- **EXERCISE DIRECTIONS**: Leave out every picture, and output exactly the lines from the line containing "Read all visible content and emit it as JSON." through the last line of the data.

- **EXCERPTED RECORDS**:
+===+

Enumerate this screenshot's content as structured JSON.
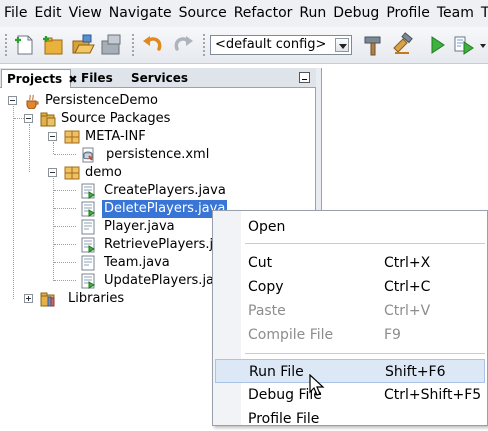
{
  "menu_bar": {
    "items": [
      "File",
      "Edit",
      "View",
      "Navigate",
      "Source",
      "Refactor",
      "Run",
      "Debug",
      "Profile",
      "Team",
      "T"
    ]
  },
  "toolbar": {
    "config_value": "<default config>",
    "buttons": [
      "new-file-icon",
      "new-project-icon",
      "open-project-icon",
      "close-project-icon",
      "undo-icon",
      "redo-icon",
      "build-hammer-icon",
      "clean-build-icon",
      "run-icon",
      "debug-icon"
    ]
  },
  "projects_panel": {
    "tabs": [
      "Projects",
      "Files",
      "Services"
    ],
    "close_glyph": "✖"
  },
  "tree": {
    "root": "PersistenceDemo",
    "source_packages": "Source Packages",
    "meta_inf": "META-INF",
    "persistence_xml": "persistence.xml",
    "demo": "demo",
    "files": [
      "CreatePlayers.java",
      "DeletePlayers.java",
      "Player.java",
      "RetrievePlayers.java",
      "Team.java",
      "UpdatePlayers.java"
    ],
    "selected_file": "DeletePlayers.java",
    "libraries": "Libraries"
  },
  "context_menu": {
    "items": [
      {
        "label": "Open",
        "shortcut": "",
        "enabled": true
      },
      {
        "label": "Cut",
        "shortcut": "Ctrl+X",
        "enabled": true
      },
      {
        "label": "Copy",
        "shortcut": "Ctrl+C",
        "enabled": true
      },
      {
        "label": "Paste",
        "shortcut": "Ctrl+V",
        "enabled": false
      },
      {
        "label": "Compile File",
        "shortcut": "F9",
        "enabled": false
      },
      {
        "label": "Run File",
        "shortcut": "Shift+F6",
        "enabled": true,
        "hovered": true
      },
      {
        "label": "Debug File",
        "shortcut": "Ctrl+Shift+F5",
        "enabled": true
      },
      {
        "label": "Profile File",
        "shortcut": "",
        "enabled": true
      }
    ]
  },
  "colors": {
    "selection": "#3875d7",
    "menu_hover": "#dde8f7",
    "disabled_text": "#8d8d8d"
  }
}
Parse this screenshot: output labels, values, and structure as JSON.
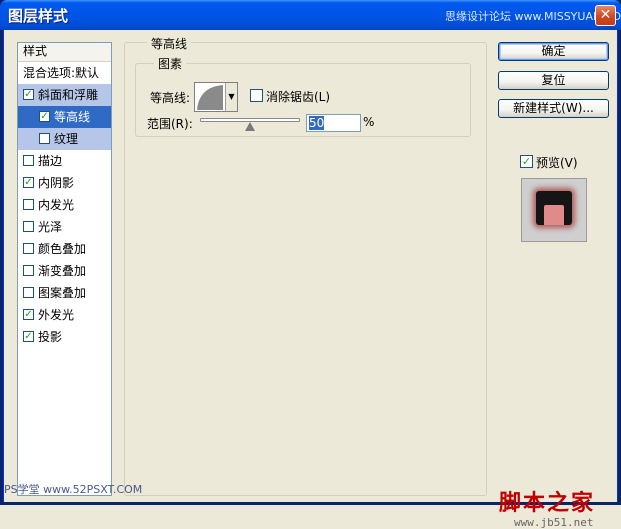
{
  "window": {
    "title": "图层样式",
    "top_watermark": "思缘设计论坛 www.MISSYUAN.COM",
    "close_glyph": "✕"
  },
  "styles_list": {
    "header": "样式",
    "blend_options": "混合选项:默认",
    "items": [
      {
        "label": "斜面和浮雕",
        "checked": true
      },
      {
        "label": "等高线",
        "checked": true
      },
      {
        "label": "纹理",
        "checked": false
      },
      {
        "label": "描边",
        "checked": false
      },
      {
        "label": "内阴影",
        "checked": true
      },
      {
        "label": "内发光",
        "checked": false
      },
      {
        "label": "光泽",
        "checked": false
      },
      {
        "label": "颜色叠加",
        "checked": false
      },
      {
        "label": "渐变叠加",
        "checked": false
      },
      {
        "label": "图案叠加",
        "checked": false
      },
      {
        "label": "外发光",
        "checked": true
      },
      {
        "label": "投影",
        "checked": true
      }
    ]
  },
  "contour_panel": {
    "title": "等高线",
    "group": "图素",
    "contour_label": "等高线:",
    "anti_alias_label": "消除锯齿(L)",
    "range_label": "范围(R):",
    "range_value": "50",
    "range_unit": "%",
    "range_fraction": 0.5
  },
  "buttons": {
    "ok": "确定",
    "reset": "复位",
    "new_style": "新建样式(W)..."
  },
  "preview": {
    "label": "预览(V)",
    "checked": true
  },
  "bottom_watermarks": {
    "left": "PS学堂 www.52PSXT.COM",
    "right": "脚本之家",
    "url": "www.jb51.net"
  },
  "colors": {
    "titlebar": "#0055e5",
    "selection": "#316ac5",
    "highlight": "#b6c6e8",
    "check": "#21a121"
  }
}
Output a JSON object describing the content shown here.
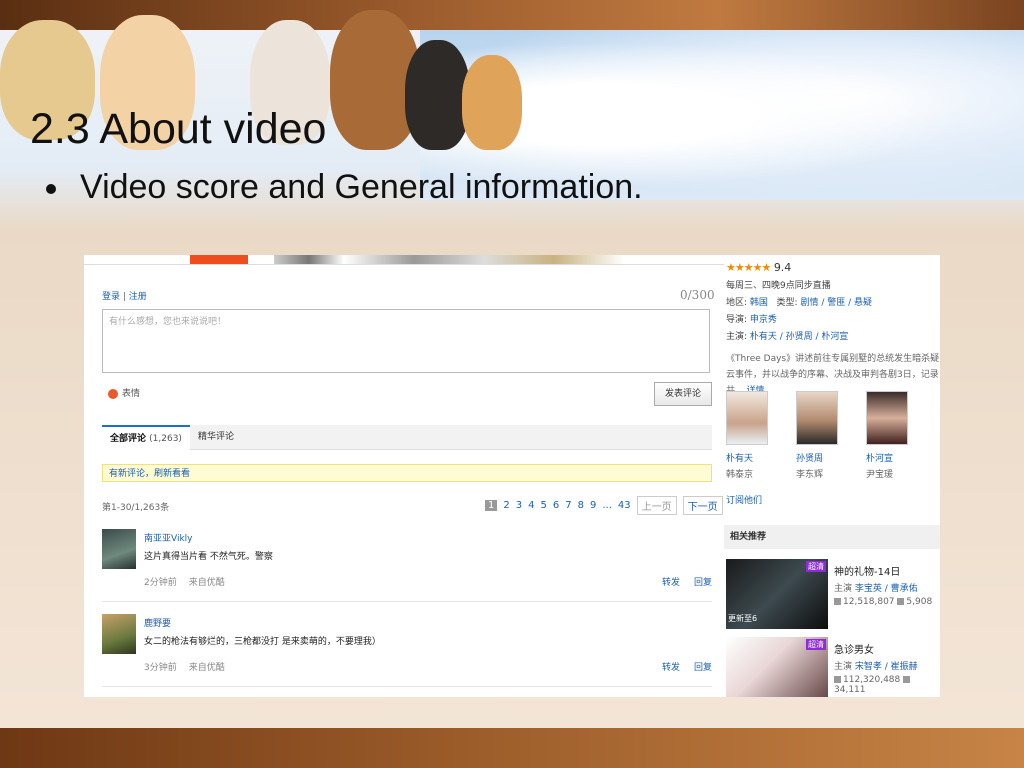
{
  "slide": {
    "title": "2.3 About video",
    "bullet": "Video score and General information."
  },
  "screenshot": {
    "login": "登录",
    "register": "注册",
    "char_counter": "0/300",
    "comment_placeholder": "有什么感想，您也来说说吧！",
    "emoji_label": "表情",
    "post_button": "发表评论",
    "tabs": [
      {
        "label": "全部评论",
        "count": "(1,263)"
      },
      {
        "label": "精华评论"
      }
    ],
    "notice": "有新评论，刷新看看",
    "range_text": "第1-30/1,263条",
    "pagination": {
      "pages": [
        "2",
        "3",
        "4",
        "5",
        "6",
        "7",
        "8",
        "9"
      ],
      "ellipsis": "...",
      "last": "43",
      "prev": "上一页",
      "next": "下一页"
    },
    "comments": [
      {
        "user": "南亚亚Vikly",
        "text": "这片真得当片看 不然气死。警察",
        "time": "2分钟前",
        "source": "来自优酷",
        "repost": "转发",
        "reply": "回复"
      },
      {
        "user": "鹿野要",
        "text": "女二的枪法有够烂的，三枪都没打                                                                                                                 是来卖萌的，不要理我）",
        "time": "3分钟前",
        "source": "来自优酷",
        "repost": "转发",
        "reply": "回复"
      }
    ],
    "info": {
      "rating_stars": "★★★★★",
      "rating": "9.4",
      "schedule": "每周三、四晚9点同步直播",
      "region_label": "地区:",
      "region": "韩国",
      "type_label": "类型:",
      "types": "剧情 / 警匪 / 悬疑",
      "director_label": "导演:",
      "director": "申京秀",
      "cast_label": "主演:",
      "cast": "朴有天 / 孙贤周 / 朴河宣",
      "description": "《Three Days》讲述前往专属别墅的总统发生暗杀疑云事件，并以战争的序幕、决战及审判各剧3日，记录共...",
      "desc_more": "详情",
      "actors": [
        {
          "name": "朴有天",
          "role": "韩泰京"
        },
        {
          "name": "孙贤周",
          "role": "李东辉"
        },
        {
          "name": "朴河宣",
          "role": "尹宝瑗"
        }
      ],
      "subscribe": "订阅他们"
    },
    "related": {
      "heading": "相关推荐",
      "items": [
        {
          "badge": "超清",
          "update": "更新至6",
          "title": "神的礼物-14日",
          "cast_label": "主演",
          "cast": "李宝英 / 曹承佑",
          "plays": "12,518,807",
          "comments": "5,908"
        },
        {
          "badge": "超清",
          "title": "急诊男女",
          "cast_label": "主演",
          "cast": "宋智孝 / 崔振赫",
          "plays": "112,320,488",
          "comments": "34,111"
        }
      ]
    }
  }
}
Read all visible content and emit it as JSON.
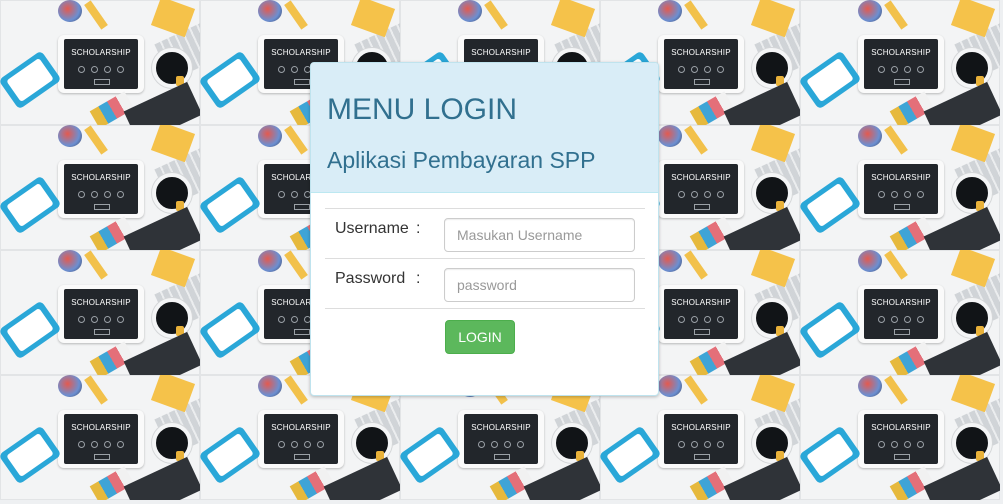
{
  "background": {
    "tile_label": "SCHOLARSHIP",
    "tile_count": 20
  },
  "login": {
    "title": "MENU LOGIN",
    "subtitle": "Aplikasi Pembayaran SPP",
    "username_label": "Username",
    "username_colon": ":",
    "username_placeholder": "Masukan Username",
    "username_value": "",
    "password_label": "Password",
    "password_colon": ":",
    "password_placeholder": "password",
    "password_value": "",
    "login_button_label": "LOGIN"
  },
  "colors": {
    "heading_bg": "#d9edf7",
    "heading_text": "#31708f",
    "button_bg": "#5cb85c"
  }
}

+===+

- **ANSWER TO THIS PROBLEM**:
Read all visible content and emit it as JSON.
{
  "background": {
    "tile_label": "SCHOLARSHIP",
    "tile_count": 20
  },
  "login": {
    "title": "MENU LOGIN",
    "subtitle": "Aplikasi Pembayaran SPP",
    "username_label": "Username",
    "username_colon": ":",
    "username_placeholder": "Masukan Username",
    "username_value": "",
    "password_label": "Password",
    "password_colon": ":",
    "password_placeholder": "password",
    "password_value": "",
    "login_button_label": "LOGIN"
  },
  "colors": {
    "heading_bg": "#d9edf7",
    "heading_text": "#31708f",
    "button_bg": "#5cb85c"
  }
}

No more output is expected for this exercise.